=== TASK INPUTS ===

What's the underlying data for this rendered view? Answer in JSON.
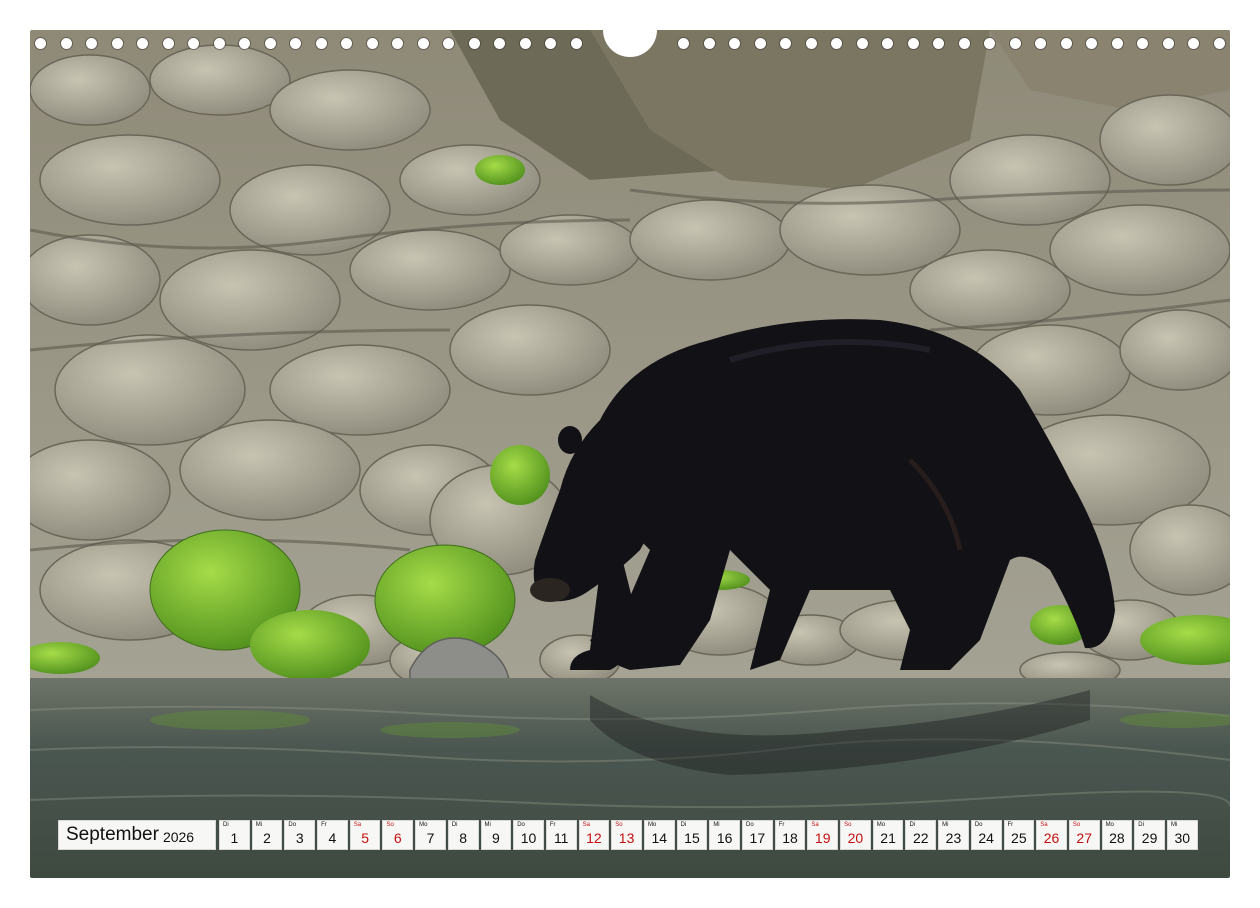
{
  "calendar": {
    "month": "September",
    "year": "2026",
    "days": [
      {
        "dow": "Di",
        "num": "1",
        "weekend": false
      },
      {
        "dow": "Mi",
        "num": "2",
        "weekend": false
      },
      {
        "dow": "Do",
        "num": "3",
        "weekend": false
      },
      {
        "dow": "Fr",
        "num": "4",
        "weekend": false
      },
      {
        "dow": "Sa",
        "num": "5",
        "weekend": true
      },
      {
        "dow": "So",
        "num": "6",
        "weekend": true
      },
      {
        "dow": "Mo",
        "num": "7",
        "weekend": false
      },
      {
        "dow": "Di",
        "num": "8",
        "weekend": false
      },
      {
        "dow": "Mi",
        "num": "9",
        "weekend": false
      },
      {
        "dow": "Do",
        "num": "10",
        "weekend": false
      },
      {
        "dow": "Fr",
        "num": "11",
        "weekend": false
      },
      {
        "dow": "Sa",
        "num": "12",
        "weekend": true
      },
      {
        "dow": "So",
        "num": "13",
        "weekend": true
      },
      {
        "dow": "Mo",
        "num": "14",
        "weekend": false
      },
      {
        "dow": "Di",
        "num": "15",
        "weekend": false
      },
      {
        "dow": "Mi",
        "num": "16",
        "weekend": false
      },
      {
        "dow": "Do",
        "num": "17",
        "weekend": false
      },
      {
        "dow": "Fr",
        "num": "18",
        "weekend": false
      },
      {
        "dow": "Sa",
        "num": "19",
        "weekend": true
      },
      {
        "dow": "So",
        "num": "20",
        "weekend": true
      },
      {
        "dow": "Mo",
        "num": "21",
        "weekend": false
      },
      {
        "dow": "Di",
        "num": "22",
        "weekend": false
      },
      {
        "dow": "Mi",
        "num": "23",
        "weekend": false
      },
      {
        "dow": "Do",
        "num": "24",
        "weekend": false
      },
      {
        "dow": "Fr",
        "num": "25",
        "weekend": false
      },
      {
        "dow": "Sa",
        "num": "26",
        "weekend": true
      },
      {
        "dow": "So",
        "num": "27",
        "weekend": true
      },
      {
        "dow": "Mo",
        "num": "28",
        "weekend": false
      },
      {
        "dow": "Di",
        "num": "29",
        "weekend": false
      },
      {
        "dow": "Mi",
        "num": "30",
        "weekend": false
      }
    ]
  },
  "colors": {
    "weekend": "#c41010",
    "text": "#111111",
    "rock": "#9c9a8c",
    "moss": "#6fb52c",
    "bear": "#121116",
    "water": "#4e5a52"
  },
  "scene": {
    "subject": "black-bear",
    "icon": "bear-icon"
  }
}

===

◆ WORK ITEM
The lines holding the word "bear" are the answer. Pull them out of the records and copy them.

◆ REPLY TO THE TASK
    "bear": "#121116",
    "subject": "black-bear",
    "icon": "bear-icon"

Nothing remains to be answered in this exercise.